TASK REQUIREMENTS:
Nothing but the lines holding the string "JSON" should appear in the answer. Copy them from the entries.

SUPPLIED DATA:
******

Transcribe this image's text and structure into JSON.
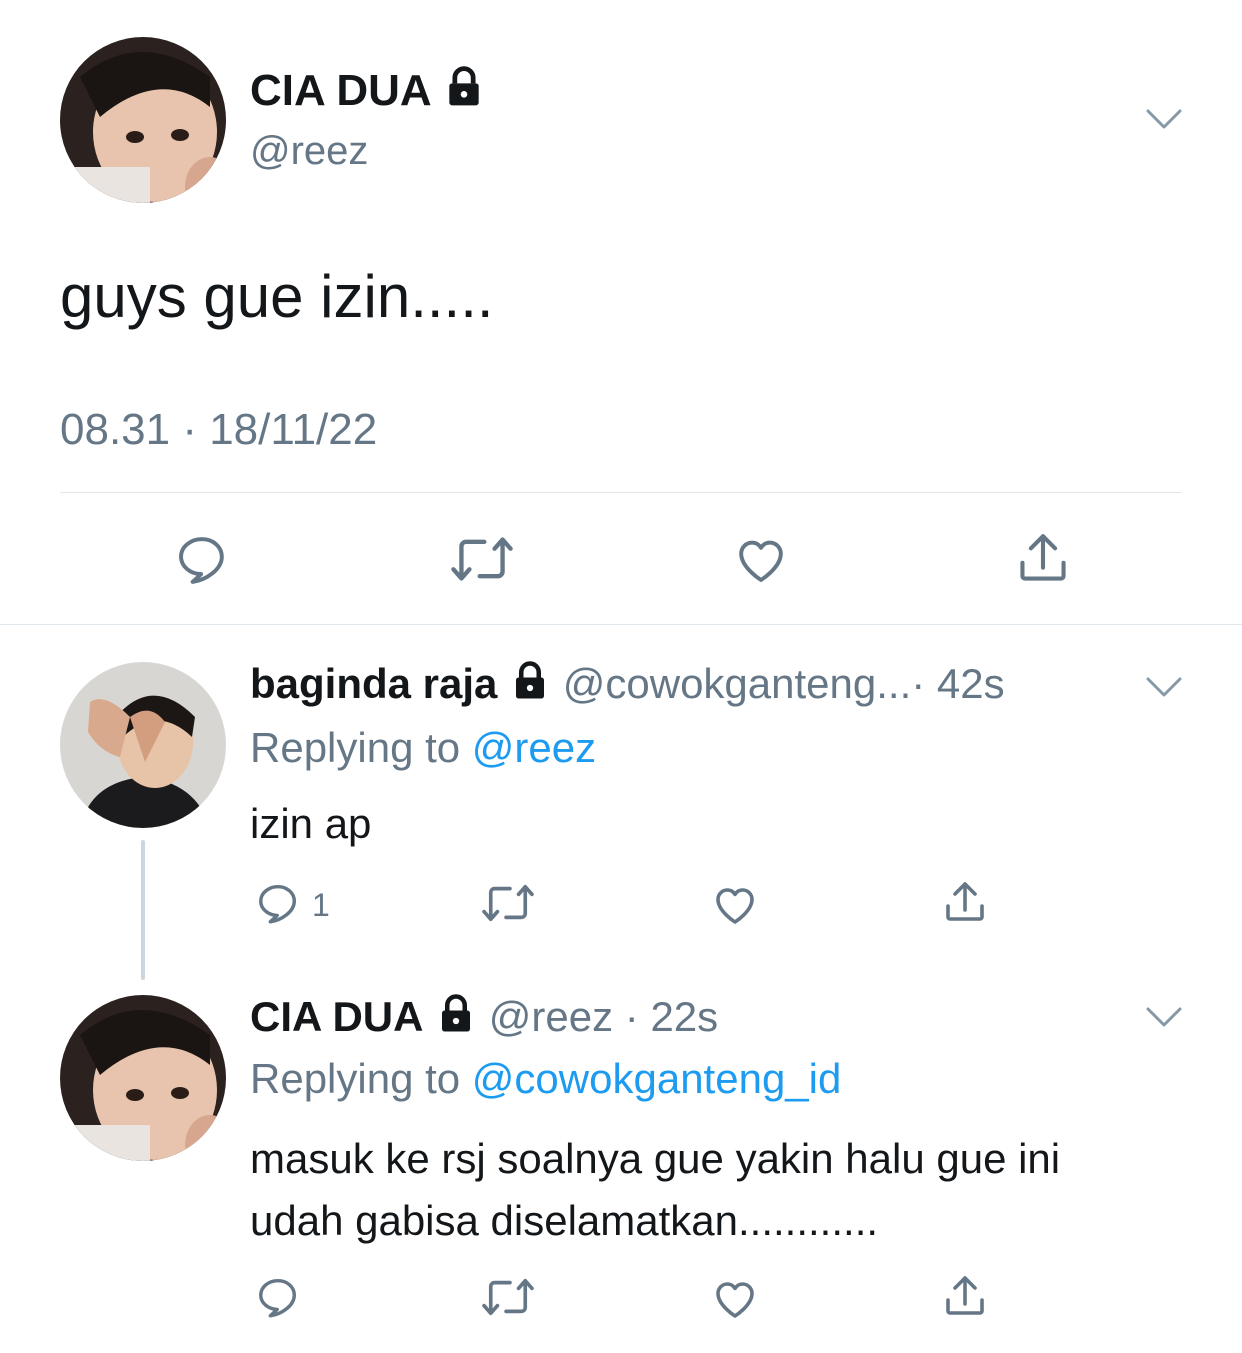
{
  "main_tweet": {
    "author_name": "CIA DUA",
    "author_handle": "@reez",
    "text": "guys gue izin.....",
    "timestamp": "08.31 · 18/11/22"
  },
  "replies": [
    {
      "author_name": "baginda raja",
      "author_handle": "@cowokganteng...",
      "time": "· 42s",
      "replying_prefix": "Replying to",
      "replying_to": "@reez",
      "text": "izin ap",
      "reply_count": "1"
    },
    {
      "author_name": "CIA DUA",
      "author_handle": "@reez",
      "time": "· 22s",
      "replying_prefix": "Replying to",
      "replying_to": "@cowokganteng_id",
      "text_line1": "masuk ke rsj soalnya gue yakin halu gue ini",
      "text_line2": "udah gabisa diselamatkan............"
    }
  ],
  "colors": {
    "accent": "#1d9bf0",
    "muted": "#657786",
    "divider": "#e1e8ed"
  },
  "icons": [
    "lock-icon",
    "chevron-down-icon",
    "reply-icon",
    "retweet-icon",
    "like-icon",
    "share-icon"
  ]
}
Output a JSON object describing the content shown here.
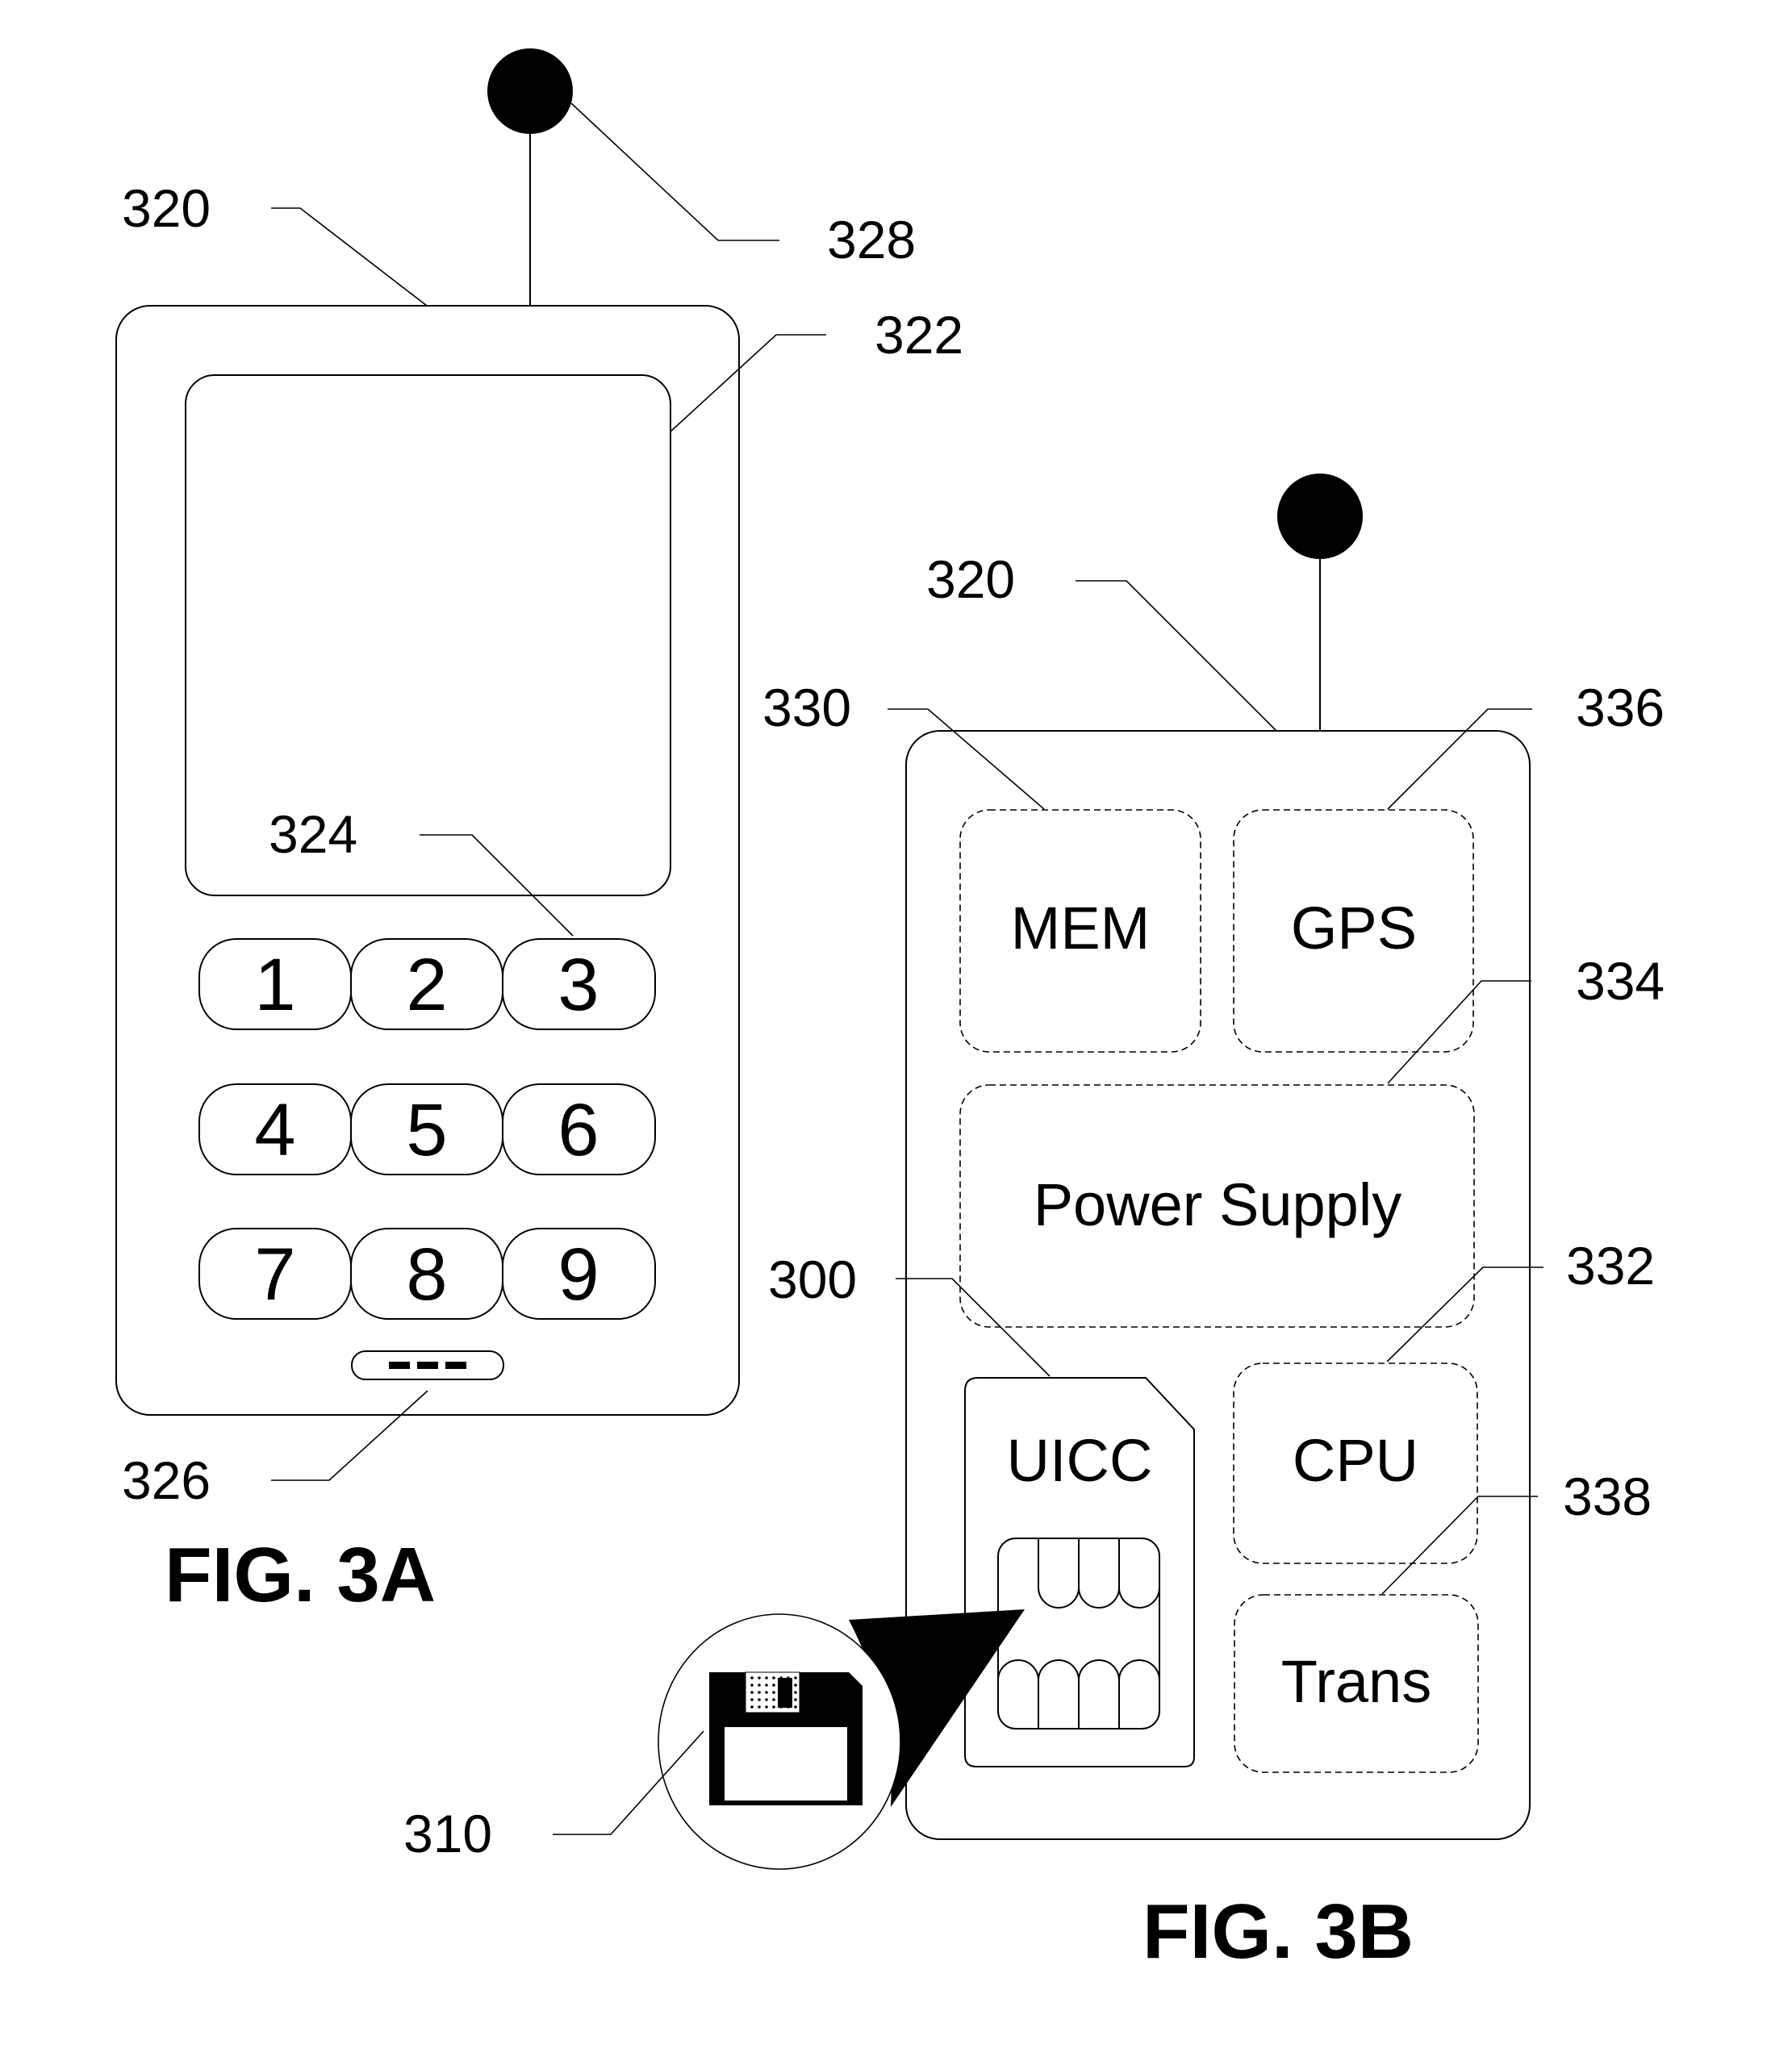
{
  "figure_3a": {
    "caption": "FIG. 3A",
    "labels": {
      "device": "320",
      "antenna": "328",
      "display": "322",
      "keypad": "324",
      "button": "326"
    },
    "keys": [
      "1",
      "2",
      "3",
      "4",
      "5",
      "6",
      "7",
      "8",
      "9"
    ],
    "button_glyph": "---"
  },
  "figure_3b": {
    "caption": "FIG. 3B",
    "labels": {
      "device": "320",
      "memory": "330",
      "gps": "336",
      "power": "334",
      "uicc": "300",
      "cpu": "332",
      "transceiver": "338",
      "storage": "310"
    },
    "modules": {
      "memory": "MEM",
      "gps": "GPS",
      "power": "Power Supply",
      "uicc": "UICC",
      "cpu": "CPU",
      "transceiver": "Trans"
    }
  },
  "colors": {
    "line": "#000000",
    "background": "#ffffff"
  }
}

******

YOUR RESPONSE:
Transcribe this image's text and structure into JSON.
Output a JSON object describing the content shown here.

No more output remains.